Beko has announced plans for further investment and a targeted approach to strengthen its presence in the growing residential development market.
In support of this commitment, the home appliance manufacturer recently unveiled its AppliancePlus+ brand, specifically for the housing market.
Beko launched its new brand at a residential development industry debate attended by more than 50 industry leaders from companies including Berkeley Group and Crest Nicholson Holdings.
The ‘Politics of Housing’ debate was held at the Houses of Parliament and was attended by the Minister of State for Housing and Planning, Brandon Lewis. The discussion addressed concerns from residential developers and the private rental sector in the UK, including skills shortages, planning, releasing green belt land, sustainability, affordable housing and the need to house our ageing population.
“The Politics of Housing debate was an invaluable way of directly hearing about the issues facing the industry today,” commented Beko managing director Teresa Arbuckle. “It clearly demonstrated the current challenges and issues that the residential development sector faces.

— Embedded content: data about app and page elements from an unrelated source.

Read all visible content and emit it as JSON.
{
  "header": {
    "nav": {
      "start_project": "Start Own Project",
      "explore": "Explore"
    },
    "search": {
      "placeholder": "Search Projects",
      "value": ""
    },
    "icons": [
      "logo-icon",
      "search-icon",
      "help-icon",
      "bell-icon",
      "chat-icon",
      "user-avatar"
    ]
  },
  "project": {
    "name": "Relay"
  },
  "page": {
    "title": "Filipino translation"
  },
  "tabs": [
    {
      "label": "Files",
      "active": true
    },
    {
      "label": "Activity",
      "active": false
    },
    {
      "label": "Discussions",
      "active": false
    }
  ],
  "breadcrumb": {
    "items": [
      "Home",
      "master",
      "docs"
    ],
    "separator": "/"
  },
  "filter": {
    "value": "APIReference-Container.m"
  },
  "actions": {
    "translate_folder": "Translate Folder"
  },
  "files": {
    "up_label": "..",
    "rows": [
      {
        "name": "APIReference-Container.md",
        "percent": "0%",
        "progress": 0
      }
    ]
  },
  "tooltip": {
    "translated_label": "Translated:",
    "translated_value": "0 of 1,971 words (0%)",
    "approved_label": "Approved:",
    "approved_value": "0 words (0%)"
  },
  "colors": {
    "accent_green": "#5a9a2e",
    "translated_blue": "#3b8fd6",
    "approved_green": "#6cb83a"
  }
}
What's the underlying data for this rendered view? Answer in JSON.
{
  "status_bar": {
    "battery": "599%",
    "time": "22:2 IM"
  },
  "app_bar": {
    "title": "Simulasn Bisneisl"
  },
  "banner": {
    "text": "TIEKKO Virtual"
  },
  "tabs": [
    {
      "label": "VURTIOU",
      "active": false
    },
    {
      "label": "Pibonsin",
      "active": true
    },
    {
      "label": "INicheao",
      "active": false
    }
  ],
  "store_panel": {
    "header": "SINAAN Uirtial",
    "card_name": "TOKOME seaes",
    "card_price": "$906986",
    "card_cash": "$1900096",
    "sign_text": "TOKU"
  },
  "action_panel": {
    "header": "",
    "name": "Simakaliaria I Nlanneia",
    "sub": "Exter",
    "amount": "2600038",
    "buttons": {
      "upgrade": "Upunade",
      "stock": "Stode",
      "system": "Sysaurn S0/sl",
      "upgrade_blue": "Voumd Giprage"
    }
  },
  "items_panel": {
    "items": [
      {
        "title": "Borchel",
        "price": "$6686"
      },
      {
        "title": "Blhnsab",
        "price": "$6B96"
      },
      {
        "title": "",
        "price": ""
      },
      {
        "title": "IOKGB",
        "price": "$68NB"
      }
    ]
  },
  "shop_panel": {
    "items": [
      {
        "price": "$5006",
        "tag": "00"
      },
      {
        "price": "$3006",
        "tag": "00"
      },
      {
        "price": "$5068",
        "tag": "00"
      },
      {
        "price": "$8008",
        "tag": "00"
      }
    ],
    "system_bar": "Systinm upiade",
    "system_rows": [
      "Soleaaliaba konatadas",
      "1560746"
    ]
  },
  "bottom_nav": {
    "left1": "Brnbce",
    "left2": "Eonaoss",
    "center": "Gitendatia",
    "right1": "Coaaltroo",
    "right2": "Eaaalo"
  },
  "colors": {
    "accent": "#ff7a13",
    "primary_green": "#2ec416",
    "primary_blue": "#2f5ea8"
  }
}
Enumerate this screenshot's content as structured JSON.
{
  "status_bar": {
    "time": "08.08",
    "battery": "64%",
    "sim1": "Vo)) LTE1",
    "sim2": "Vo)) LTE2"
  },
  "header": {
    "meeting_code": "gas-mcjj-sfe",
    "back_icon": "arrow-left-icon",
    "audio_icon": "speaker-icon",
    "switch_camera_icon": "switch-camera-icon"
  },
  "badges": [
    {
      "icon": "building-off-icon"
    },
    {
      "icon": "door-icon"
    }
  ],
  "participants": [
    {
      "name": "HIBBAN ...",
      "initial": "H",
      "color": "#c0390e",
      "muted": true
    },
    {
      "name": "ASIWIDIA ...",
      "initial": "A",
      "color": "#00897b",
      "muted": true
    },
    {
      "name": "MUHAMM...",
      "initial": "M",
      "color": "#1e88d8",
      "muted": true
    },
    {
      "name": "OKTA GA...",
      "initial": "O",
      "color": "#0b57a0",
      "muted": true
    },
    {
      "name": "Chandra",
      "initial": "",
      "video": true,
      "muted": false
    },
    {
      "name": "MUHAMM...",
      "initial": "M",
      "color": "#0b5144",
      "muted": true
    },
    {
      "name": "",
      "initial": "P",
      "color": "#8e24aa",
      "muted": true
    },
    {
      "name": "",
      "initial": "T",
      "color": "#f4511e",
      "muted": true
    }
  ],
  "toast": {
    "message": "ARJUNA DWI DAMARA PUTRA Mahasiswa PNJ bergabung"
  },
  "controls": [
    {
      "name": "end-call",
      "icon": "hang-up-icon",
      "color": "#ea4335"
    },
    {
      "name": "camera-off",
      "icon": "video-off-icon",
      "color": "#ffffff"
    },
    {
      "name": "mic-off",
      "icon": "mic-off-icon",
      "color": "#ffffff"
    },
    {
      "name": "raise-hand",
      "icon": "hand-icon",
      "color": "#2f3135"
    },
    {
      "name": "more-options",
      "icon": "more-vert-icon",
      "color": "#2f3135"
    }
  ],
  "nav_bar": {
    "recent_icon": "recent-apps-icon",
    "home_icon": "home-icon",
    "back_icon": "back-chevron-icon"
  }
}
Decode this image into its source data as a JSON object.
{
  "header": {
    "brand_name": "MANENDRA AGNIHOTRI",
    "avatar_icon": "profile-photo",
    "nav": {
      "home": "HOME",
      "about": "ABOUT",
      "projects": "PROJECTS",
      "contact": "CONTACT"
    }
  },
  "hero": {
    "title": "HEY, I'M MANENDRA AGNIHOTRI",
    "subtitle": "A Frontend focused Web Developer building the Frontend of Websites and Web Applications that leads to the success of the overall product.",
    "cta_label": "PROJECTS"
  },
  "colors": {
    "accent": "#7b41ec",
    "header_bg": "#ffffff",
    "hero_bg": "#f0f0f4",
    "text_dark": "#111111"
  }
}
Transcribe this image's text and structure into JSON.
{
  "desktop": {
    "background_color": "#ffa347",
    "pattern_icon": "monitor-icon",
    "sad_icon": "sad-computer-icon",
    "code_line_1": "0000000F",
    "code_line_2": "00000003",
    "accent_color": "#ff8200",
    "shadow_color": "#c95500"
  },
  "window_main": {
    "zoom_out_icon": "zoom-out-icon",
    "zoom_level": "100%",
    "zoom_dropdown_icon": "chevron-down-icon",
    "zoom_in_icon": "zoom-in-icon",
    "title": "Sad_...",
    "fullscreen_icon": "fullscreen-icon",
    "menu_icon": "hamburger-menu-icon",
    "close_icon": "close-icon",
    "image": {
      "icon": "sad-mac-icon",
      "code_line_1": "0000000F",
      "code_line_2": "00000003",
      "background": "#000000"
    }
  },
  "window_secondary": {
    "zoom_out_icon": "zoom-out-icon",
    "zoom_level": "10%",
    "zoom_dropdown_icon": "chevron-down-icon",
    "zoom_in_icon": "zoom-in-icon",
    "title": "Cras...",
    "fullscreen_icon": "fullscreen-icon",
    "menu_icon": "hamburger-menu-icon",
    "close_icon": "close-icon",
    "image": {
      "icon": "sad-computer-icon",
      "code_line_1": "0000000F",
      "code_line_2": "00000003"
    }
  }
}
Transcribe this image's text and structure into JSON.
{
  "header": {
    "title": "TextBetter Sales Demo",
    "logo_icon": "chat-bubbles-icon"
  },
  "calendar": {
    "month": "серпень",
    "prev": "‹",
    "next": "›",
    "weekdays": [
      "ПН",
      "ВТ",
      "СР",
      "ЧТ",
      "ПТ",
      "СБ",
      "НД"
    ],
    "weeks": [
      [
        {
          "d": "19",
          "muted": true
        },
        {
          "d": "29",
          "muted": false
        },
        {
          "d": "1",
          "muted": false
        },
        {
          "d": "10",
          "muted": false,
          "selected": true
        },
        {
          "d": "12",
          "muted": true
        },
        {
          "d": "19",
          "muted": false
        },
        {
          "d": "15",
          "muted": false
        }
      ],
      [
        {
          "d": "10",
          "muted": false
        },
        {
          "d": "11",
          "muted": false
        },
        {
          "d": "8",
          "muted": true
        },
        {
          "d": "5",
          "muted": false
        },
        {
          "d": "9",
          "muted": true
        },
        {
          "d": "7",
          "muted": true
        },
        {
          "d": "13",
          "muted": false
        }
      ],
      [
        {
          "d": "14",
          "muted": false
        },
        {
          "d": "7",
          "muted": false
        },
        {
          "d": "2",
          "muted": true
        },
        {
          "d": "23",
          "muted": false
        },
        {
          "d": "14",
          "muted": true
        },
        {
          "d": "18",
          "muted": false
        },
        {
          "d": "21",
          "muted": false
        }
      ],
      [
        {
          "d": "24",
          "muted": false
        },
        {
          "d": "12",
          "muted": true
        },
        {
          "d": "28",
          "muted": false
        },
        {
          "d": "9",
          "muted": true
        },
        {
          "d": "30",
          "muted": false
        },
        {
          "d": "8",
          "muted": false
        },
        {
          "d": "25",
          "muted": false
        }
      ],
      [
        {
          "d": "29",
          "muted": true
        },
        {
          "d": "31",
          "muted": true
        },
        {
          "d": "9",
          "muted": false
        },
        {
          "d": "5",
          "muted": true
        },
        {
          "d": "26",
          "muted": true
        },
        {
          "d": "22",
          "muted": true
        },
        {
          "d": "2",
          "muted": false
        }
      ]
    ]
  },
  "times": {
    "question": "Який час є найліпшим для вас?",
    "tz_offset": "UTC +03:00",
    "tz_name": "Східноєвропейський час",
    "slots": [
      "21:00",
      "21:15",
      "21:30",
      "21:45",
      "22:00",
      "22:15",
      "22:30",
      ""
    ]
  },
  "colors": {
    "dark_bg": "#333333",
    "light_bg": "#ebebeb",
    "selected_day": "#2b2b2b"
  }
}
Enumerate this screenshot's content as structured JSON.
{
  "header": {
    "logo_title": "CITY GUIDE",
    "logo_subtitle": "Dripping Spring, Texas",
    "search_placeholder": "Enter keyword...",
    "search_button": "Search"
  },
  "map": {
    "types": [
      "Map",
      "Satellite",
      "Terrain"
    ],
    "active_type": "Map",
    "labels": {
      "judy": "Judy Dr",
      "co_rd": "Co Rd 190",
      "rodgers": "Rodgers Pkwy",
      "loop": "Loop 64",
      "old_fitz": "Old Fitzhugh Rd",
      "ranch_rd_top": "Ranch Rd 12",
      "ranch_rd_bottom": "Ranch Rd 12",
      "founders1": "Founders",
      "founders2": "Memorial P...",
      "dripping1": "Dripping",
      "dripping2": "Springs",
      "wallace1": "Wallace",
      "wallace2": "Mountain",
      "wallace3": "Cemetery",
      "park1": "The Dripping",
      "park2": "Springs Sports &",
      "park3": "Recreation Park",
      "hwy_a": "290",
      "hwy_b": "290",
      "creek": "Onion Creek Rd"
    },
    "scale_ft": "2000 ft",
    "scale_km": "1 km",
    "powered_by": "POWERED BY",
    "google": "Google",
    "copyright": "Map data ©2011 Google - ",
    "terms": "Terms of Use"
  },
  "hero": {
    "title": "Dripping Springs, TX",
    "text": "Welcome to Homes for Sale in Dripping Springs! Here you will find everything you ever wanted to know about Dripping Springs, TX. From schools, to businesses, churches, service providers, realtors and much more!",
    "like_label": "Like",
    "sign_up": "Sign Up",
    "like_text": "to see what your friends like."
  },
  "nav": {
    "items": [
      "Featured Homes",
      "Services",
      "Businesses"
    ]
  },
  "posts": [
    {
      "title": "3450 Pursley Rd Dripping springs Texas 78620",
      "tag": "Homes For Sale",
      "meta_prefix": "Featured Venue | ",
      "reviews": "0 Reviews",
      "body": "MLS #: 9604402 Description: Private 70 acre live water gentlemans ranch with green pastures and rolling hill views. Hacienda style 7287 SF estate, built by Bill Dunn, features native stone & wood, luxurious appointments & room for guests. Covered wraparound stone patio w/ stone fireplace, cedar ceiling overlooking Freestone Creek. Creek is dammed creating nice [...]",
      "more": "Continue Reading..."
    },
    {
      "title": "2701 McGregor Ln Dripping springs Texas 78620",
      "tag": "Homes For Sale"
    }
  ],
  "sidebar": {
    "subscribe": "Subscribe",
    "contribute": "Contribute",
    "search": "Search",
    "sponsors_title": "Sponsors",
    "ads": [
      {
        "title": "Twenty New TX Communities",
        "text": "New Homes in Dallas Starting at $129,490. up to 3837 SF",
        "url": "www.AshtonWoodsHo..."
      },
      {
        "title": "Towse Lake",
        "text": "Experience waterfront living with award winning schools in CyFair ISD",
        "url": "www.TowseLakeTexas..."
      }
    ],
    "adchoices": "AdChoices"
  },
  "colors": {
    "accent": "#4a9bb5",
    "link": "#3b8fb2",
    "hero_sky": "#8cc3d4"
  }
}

Going into 2016, we are dedicated to ensuring that we continue to evolve our offering to house builders, and AppliancePlus+ is our genuine commitment to service, quality, warranty, sustainability, availability and choice of products. All of which helps to set us apart from our competition.”
The debate emphasised that in order to meet the target of one million new homes by 2020, the Government needs to ensure the housing industry is equipped with the skilled staff required. This includes the Government’s commitment to create three million new apprenticeships over the next five years and the introduction of a compulsory levy on bigger companies to support them.
Minister Lewis commented: “This is certainly a challenge that faces self-employed and small contractors. But if we had all the money and all the land, whatever its colour, we have not got enough people to build as many homes as we would like to build.”
He added that off-site construction and modular housing could play its part, too. “Too many people come into construction as their second or third career choices. We need more first choices.”